SOURCE DATA:

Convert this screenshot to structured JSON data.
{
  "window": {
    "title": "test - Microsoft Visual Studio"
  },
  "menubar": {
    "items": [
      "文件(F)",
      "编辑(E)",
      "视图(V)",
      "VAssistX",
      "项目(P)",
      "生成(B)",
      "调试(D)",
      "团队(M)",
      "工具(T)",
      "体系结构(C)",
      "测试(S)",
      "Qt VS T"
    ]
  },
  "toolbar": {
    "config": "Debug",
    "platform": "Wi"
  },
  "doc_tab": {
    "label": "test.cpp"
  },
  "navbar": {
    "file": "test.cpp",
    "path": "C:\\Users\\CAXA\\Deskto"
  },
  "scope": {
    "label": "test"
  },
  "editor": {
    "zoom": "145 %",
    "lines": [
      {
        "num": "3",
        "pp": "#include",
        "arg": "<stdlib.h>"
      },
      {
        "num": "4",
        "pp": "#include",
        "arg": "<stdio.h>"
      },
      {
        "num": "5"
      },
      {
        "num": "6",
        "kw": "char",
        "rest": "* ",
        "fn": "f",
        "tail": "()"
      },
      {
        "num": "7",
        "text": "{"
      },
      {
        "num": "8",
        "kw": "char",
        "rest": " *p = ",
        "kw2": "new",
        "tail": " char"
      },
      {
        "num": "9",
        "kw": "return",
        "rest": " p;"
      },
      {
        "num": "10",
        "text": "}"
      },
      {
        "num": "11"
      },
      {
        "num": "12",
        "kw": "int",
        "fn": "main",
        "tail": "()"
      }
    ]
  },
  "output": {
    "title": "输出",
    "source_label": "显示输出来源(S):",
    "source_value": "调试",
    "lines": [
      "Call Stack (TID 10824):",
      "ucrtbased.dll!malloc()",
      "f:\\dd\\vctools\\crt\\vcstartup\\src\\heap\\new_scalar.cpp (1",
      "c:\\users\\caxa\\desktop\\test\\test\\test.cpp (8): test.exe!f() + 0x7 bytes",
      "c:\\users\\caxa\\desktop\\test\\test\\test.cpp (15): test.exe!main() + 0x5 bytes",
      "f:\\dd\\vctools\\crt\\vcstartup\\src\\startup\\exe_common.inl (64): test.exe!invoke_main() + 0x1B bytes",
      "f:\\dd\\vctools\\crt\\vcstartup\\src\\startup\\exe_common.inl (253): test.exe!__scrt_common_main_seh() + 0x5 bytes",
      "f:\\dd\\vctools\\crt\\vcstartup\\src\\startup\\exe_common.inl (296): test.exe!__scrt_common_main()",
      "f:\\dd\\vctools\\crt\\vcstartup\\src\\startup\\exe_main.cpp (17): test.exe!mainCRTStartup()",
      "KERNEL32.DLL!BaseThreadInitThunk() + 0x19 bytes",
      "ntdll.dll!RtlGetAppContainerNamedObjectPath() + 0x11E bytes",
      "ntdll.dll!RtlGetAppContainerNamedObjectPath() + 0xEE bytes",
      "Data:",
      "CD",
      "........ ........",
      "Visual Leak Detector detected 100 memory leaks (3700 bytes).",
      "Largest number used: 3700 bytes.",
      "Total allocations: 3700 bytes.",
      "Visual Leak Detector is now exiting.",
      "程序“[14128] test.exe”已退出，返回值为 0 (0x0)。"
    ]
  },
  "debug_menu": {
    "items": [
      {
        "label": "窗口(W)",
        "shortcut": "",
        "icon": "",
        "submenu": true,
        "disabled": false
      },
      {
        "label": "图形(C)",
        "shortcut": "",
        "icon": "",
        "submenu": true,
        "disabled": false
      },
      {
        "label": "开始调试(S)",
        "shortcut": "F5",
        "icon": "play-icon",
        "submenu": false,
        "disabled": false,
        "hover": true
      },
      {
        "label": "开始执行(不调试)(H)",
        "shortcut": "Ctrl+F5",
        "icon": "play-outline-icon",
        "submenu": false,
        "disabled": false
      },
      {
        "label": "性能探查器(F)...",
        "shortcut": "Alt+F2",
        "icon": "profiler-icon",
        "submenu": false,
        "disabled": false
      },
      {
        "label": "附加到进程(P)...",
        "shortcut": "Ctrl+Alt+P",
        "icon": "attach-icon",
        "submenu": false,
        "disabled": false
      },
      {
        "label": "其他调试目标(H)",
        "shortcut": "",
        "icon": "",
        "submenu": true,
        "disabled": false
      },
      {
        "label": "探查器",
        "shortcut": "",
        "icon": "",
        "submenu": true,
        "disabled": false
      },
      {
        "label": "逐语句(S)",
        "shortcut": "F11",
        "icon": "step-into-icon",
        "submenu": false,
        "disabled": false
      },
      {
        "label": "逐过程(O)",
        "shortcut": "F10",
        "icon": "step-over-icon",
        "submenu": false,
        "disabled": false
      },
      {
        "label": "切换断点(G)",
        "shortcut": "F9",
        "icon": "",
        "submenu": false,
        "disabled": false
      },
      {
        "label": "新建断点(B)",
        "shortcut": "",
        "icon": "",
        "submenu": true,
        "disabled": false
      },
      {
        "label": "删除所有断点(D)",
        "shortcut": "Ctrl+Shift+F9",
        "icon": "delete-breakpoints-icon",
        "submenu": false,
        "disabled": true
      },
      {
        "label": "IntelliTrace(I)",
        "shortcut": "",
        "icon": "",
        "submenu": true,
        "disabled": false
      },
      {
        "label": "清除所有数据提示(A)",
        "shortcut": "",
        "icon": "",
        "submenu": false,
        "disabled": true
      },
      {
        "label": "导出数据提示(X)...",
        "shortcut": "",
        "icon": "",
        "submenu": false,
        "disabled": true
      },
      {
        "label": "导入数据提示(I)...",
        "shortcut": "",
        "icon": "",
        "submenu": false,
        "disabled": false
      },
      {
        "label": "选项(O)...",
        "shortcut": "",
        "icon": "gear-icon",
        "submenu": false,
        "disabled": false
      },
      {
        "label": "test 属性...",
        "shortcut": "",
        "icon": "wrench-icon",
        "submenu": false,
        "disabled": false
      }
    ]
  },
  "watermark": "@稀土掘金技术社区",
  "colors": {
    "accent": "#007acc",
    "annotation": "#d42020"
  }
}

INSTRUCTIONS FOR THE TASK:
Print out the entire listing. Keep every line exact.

RESULT:
Convert this screenshot to structured JSON data.
{
  "window": {
    "title": "test - Microsoft Visual Studio"
  },
  "menubar": {
    "items": [
      "文件(F)",
      "编辑(E)",
      "视图(V)",
      "VAssistX",
      "项目(P)",
      "生成(B)",
      "调试(D)",
      "团队(M)",
      "工具(T)",
      "体系结构(C)",
      "测试(S)",
      "Qt VS T"
    ]
  },
  "toolbar": {
    "config": "Debug",
    "platform": "Wi"
  },
  "doc_tab": {
    "label": "test.cpp"
  },
  "navbar": {
    "file": "test.cpp",
    "path": "C:\\Users\\CAXA\\Deskto"
  },
  "scope": {
    "label": "test"
  },
  "editor": {
    "zoom": "145 %",
    "lines": [
      {
        "num": "3",
        "pp": "#include",
        "arg": "<stdlib.h>"
      },
      {
        "num": "4",
        "pp": "#include",
        "arg": "<stdio.h>"
      },
      {
        "num": "5"
      },
      {
        "num": "6",
        "kw": "char",
        "rest": "* ",
        "fn": "f",
        "tail": "()"
      },
      {
        "num": "7",
        "text": "{"
      },
      {
        "num": "8",
        "kw": "char",
        "rest": " *p = ",
        "kw2": "new",
        "tail": " char"
      },
      {
        "num": "9",
        "kw": "return",
        "rest": " p;"
      },
      {
        "num": "10",
        "text": "}"
      },
      {
        "num": "11"
      },
      {
        "num": "12",
        "kw": "int",
        "fn": "main",
        "tail": "()"
      }
    ]
  },
  "output": {
    "title": "输出",
    "source_label": "显示输出来源(S):",
    "source_value": "调试",
    "lines": [
      "Call Stack (TID 10824):",
      "ucrtbased.dll!malloc()",
      "f:\\dd\\vctools\\crt\\vcstartup\\src\\heap\\new_scalar.cpp (1",
      "c:\\users\\caxa\\desktop\\test\\test\\test.cpp (8): test.exe!f() + 0x7 bytes",
      "c:\\users\\caxa\\desktop\\test\\test\\test.cpp (15): test.exe!main() + 0x5 bytes",
      "f:\\dd\\vctools\\crt\\vcstartup\\src\\startup\\exe_common.inl (64): test.exe!invoke_main() + 0x1B bytes",
      "f:\\dd\\vctools\\crt\\vcstartup\\src\\startup\\exe_common.inl (253): test.exe!__scrt_common_main_seh() + 0x5 bytes",
      "f:\\dd\\vctools\\crt\\vcstartup\\src\\startup\\exe_common.inl (296): test.exe!__scrt_common_main()",
      "f:\\dd\\vctools\\crt\\vcstartup\\src\\startup\\exe_main.cpp (17): test.exe!mainCRTStartup()",
      "KERNEL32.DLL!BaseThreadInitThunk() + 0x19 bytes",
      "ntdll.dll!RtlGetAppContainerNamedObjectPath() + 0x11E bytes",
      "ntdll.dll!RtlGetAppContainerNamedObjectPath() + 0xEE bytes",
      "Data:",
      "CD",
      "........ ........",
      "Visual Leak Detector detected 100 memory leaks (3700 bytes).",
      "Largest number used: 3700 bytes.",
      "Total allocations: 3700 bytes.",
      "Visual Leak Detector is now exiting.",
      "程序“[14128] test.exe”已退出，返回值为 0 (0x0)。"
    ]
  },
  "debug_menu": {
    "items": [
      {
        "label": "窗口(W)",
        "shortcut": "",
        "icon": "",
        "submenu": true,
        "disabled": false
      },
      {
        "label": "图形(C)",
        "shortcut": "",
        "icon": "",
        "submenu": true,
        "disabled": false
      },
      {
        "label": "开始调试(S)",
        "shortcut": "F5",
        "icon": "play-icon",
        "submenu": false,
        "disabled": false,
        "hover": true
      },
      {
        "label": "开始执行(不调试)(H)",
        "shortcut": "Ctrl+F5",
        "icon": "play-outline-icon",
        "submenu": false,
        "disabled": false
      },
      {
        "label": "性能探查器(F)...",
        "shortcut": "Alt+F2",
        "icon": "profiler-icon",
        "submenu": false,
        "disabled": false
      },
      {
        "label": "附加到进程(P)...",
        "shortcut": "Ctrl+Alt+P",
        "icon": "attach-icon",
        "submenu": false,
        "disabled": false
      },
      {
        "label": "其他调试目标(H)",
        "shortcut": "",
        "icon": "",
        "submenu": true,
        "disabled": false
      },
      {
        "label": "探查器",
        "shortcut": "",
        "icon": "",
        "submenu": true,
        "disabled": false
      },
      {
        "label": "逐语句(S)",
        "shortcut": "F11",
        "icon": "step-into-icon",
        "submenu": false,
        "disabled": false
      },
      {
        "label": "逐过程(O)",
        "shortcut": "F10",
        "icon": "step-over-icon",
        "submenu": false,
        "disabled": false
      },
      {
        "label": "切换断点(G)",
        "shortcut": "F9",
        "icon": "",
        "submenu": false,
        "disabled": false
      },
      {
        "label": "新建断点(B)",
        "shortcut": "",
        "icon": "",
        "submenu": true,
        "disabled": false
      },
      {
        "label": "删除所有断点(D)",
        "shortcut": "Ctrl+Shift+F9",
        "icon": "delete-breakpoints-icon",
        "submenu": false,
        "disabled": true
      },
      {
        "label": "IntelliTrace(I)",
        "shortcut": "",
        "icon": "",
        "submenu": true,
        "disabled": false
      },
      {
        "label": "清除所有数据提示(A)",
        "shortcut": "",
        "icon": "",
        "submenu": false,
        "disabled": true
      },
      {
        "label": "导出数据提示(X)...",
        "shortcut": "",
        "icon": "",
        "submenu": false,
        "disabled": true
      },
      {
        "label": "导入数据提示(I)...",
        "shortcut": "",
        "icon": "",
        "submenu": false,
        "disabled": false
      },
      {
        "label": "选项(O)...",
        "shortcut": "",
        "icon": "gear-icon",
        "submenu": false,
        "disabled": false
      },
      {
        "label": "test 属性...",
        "shortcut": "",
        "icon": "wrench-icon",
        "submenu": false,
        "disabled": false
      }
    ]
  },
  "watermark": "@稀土掘金技术社区",
  "colors": {
    "accent": "#007acc",
    "annotation": "#d42020"
  }
}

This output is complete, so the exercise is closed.